      4. Remember, this student may not like the role of class clown. Help the student find a way out of this behaviour, knowing he/she will pay any price for attention.

      5. Don’t ignore this student. His/her personality and needs will not allow it.

      6. Enjoy the humor briefly with the class. Remember, the class clown is often funny. The humor is not the major problem—knowing when to quit is. Therefore, signal by hand movement, rather than words, that “enough is enough.”

      7. Fulfill this student’s need for attention at times other than when he/she is “cutting up.”

      8. In a private conference, use the “Time and Place” strategy. Say, “Humor is a good thing. But you may forfeit respect if you always allow yourself to be laughed at.”

      9. Respond with silence. In a powerful way, this response gets the student to settle down, because he/she knows that each added word is getting him/her into more trouble. When the student stops, however, don’t say one word. Rather, go on with the lesson. If you say anything, the student will start up again.

      10. With the class, use the “Mature Class” technique. Explain that a teacher likes to be able to have fun with the class. However, a teacher can do this only if the class is mature enough to sense the right time and place for humor. Ask students if they know what a mature class is. It’s one that knows when to work and when to have fun, one that can stop having fun and get back to work when the teacher so requests.

      11. Don’t attempt to handle this student with anger, rejection, or sarcasm, and don’t try to outwit this student.
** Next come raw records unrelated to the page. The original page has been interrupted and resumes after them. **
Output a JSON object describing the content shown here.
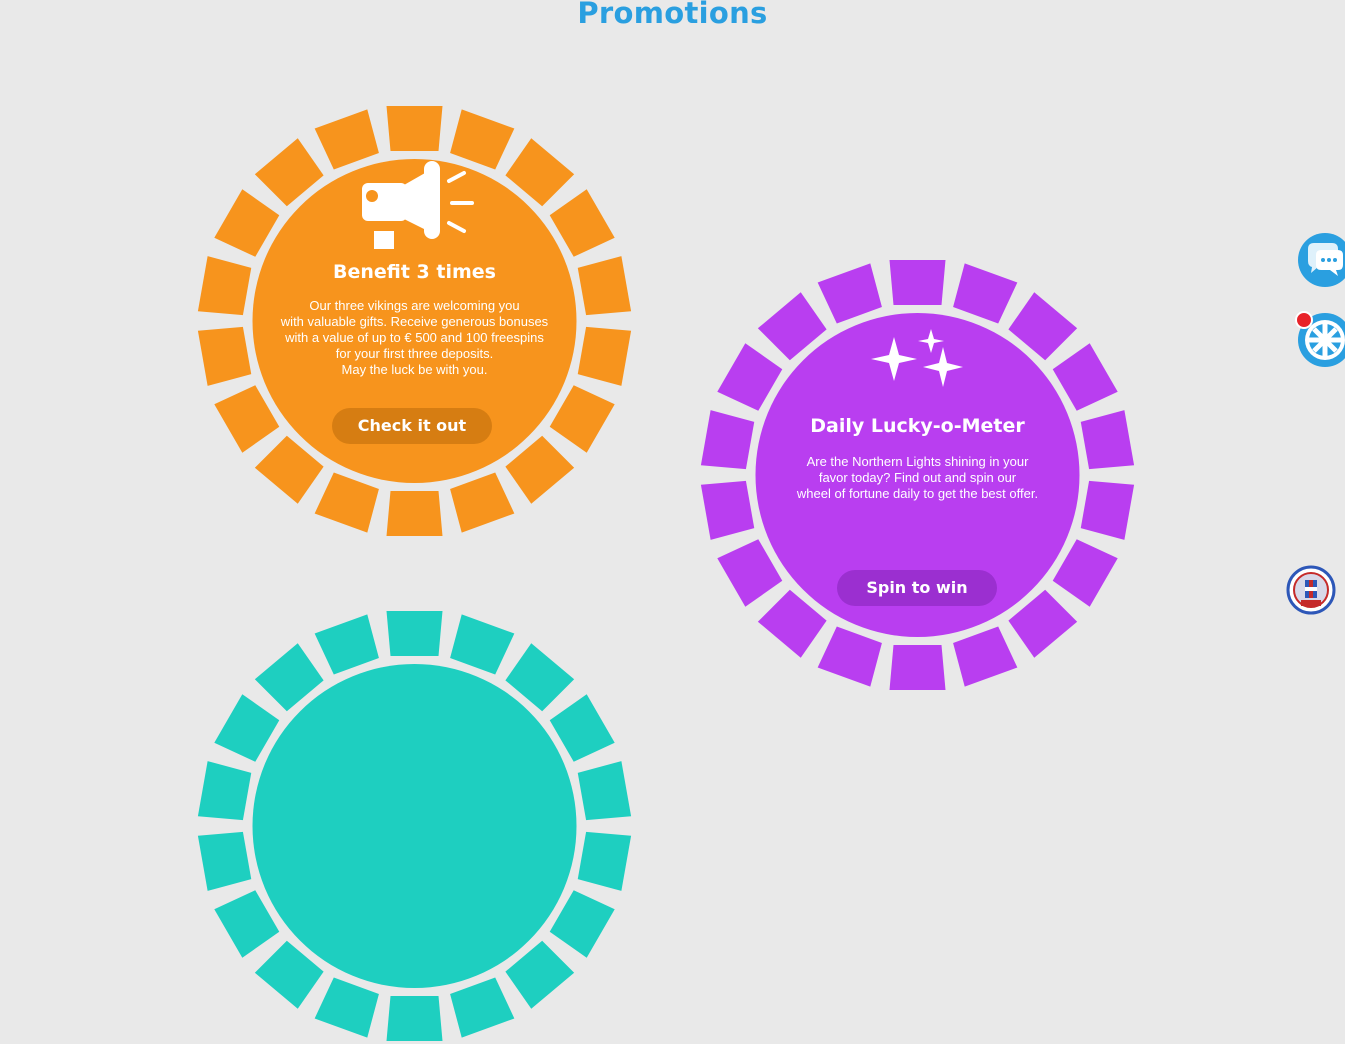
{
  "page": {
    "title": "Promotions"
  },
  "promotions": [
    {
      "title": "Benefit 3 times",
      "description": "Our three vikings are welcoming you\nwith valuable gifts. Receive generous bonuses\nwith a value of up to € 500 and 100 freespins\nfor your first three deposits.\nMay the luck be with you.",
      "button_label": "Check it out",
      "icon": "megaphone-icon",
      "color": "#f7941d",
      "button_color": "#d67d12"
    },
    {
      "title": "Daily Lucky-o-Meter",
      "description": "Are the Northern Lights shining in your\nfavor today? Find out and spin our\nwheel of fortune daily to get the best offer.",
      "button_label": "Spin to win",
      "icon": "sparkles-icon",
      "color": "#b93ef0",
      "button_color": "#9b2fd0"
    },
    {
      "color": "#1ecfc0"
    }
  ],
  "side_widgets": {
    "chat_icon": "chat-bubble-icon",
    "wheel_icon": "wheel-of-fortune-icon",
    "chat_color": "#2a9fe0",
    "wheel_color": "#2a9fe0"
  },
  "footer": {
    "seal_icon": "license-seal-icon"
  }
}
Such attempts will fail.

      12. Isolate the class clown from his/her audience—but don’t forget this student’s need for attention.

      13. After his/her next clowning episode, laugh with the class. The second time it happens, wait until the incident is over, and then explain to the class that humor is a good thing in the classroom, at the right time and place.
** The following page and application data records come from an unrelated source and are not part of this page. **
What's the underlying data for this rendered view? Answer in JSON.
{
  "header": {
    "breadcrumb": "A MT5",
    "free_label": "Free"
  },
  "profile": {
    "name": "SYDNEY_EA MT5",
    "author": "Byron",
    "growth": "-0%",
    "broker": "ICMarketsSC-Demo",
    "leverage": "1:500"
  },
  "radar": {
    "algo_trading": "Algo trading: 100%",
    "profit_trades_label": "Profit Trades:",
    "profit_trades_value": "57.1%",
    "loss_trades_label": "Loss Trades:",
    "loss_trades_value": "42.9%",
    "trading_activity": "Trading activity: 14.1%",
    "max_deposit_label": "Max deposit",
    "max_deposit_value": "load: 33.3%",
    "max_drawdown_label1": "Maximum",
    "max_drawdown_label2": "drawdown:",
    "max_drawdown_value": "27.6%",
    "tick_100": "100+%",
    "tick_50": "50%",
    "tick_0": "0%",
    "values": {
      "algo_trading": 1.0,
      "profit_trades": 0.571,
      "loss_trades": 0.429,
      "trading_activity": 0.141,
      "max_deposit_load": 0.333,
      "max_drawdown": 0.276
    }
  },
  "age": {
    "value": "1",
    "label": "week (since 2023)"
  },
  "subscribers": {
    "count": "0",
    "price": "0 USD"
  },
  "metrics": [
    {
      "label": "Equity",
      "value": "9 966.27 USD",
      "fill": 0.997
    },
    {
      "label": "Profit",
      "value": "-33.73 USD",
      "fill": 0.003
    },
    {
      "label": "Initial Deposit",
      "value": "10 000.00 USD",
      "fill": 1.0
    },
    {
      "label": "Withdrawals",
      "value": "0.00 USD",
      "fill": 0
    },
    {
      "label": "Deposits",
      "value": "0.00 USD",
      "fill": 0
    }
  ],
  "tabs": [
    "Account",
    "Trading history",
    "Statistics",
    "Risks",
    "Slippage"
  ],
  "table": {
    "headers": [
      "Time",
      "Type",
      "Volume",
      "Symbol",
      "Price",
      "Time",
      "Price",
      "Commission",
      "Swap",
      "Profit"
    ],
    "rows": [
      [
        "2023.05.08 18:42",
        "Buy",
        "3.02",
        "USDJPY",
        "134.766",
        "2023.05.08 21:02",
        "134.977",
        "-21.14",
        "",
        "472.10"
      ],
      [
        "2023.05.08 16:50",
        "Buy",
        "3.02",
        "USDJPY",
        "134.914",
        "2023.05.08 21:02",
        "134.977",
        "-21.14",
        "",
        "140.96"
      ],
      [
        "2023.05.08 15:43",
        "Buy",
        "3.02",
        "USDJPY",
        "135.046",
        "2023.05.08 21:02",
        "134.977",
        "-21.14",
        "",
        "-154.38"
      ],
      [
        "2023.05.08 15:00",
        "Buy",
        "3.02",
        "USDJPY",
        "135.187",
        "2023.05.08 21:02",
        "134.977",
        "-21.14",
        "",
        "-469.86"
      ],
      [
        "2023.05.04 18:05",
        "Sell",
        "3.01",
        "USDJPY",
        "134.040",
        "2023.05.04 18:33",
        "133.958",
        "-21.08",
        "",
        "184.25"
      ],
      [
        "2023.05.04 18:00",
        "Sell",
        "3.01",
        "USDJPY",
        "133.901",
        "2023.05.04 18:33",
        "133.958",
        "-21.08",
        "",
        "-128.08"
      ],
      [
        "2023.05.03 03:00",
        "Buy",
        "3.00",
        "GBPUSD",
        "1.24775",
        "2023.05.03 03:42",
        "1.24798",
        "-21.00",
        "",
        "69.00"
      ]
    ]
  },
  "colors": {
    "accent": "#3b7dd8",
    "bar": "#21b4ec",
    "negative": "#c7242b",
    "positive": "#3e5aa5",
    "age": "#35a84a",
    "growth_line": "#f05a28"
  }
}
      14. Following the talk to the class, give the same talk privately to the class clown. Emphasize the concepts of maturity and respect. Tell the student you resent people laughing at him/her and it troubles you that he/she is helping them laugh. Tell the student you are going to help him/her handle humor in a mature manner so that it can be a personal asset rather than a liability.

      15. Be prepared to provide the patience and help he/she will need. Your efforts should begin to pay behaviour behaviour behaviour behaviour behaviour behaviour immediately.
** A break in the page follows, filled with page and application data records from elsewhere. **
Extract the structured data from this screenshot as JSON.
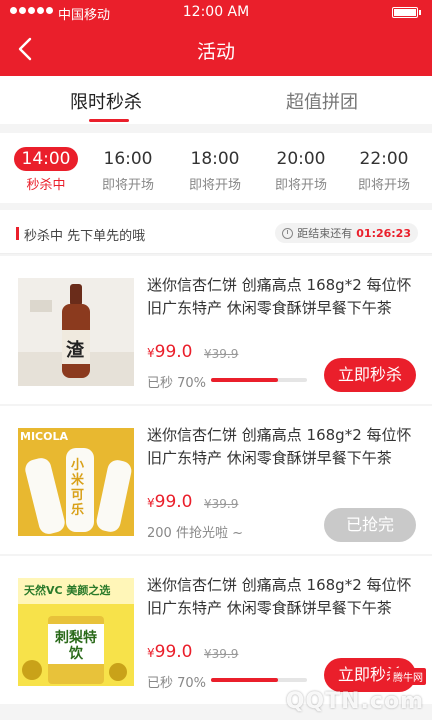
{
  "status": {
    "carrier": "中国移动",
    "time": "12:00 AM"
  },
  "nav": {
    "title": "活动"
  },
  "tabs": [
    {
      "label": "限时秒杀"
    },
    {
      "label": "超值拼团"
    }
  ],
  "slots": [
    {
      "time": "14:00",
      "state": "秒杀中"
    },
    {
      "time": "16:00",
      "state": "即将开场"
    },
    {
      "time": "18:00",
      "state": "即将开场"
    },
    {
      "time": "20:00",
      "state": "即将开场"
    },
    {
      "time": "22:00",
      "state": "即将开场"
    }
  ],
  "section": {
    "label": "秒杀中 先下单先的哦",
    "countdown_label": "距结束还有",
    "countdown": "01:26:23"
  },
  "products": [
    {
      "title": "迷你信杏仁饼 创痛高点 168g*2 每位怀旧广东特产 休闲零食酥饼早餐下午茶",
      "currency": "¥",
      "price": "99.0",
      "old_price": "¥39.9",
      "sold": "已秒 70%",
      "progress": 0.7,
      "button": "立即秒杀"
    },
    {
      "title": "迷你信杏仁饼 创痛高点 168g*2 每位怀旧广东特产 休闲零食酥饼早餐下午茶",
      "currency": "¥",
      "price": "99.0",
      "old_price": "¥39.9",
      "sold": "200 件抢光啦 ~",
      "button": "已抢完"
    },
    {
      "title": "迷你信杏仁饼 创痛高点 168g*2 每位怀旧广东特产 休闲零食酥饼早餐下午茶",
      "currency": "¥",
      "price": "99.0",
      "old_price": "¥39.9",
      "sold": "已秒 70%",
      "progress": 0.7,
      "button": "立即秒杀"
    }
  ],
  "images": {
    "p1_text": "渣",
    "p2_brand": "MICOLA",
    "p2_text": "小米可乐",
    "p3_headline": "天然VC 美颜之选",
    "p3_text": "刺梨特饮"
  },
  "watermark": {
    "badge": "腾牛网",
    "word": "QQTN.com"
  },
  "colors": {
    "accent": "#ea1f2b"
  }
}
      16. At appropriate times and places, give this student a chance to “perform.”

      17. When humor interrupts your class, try combating it with more humor. When the class becomes unruly because of “something funny” that the class clown says or does, a problem exists only if the teacher cannot regain interest. The best way to do this is to join in the laughter for a few moments, relax, and then urge the class back to the lesson at hand. The majority will quickly obey. For the others, silence and a serious look in their direction should bring order. If it becomes necessary to discipline a few, the rest of the class is aware of your fairness as well as the need for your action.

        IV. MISTAKES: Common misjudgments and errors in managing the child which may perpetuate or intensify the problem.

        1. Overreacting to this student’s behaviour, both in personal conferences and in the classroom.

        2. Calling the class’s attention to the problem.

        3. Trying to ignore the problem.

        4. Issuing threats that can’t really be carried out.

        5. Trying to isolate the student physically in order to stop the clowning.

        6. Feeling that this student is operating this way in order to “bug” the teacher.

        7. Failing to see any benefits in the humor of the class clown.

        8. Having two standards of expectations and allowances—one for the class clown and one for other students.

        9. Failing to realize and acknowledge that this type of humor is not a negative human characteristic. It is a positive one—and can be a constructive factor in the success of an individual.

        10. Feeling that the student invariably enjoys acting like a clown and is making no real effort to change this behaviour.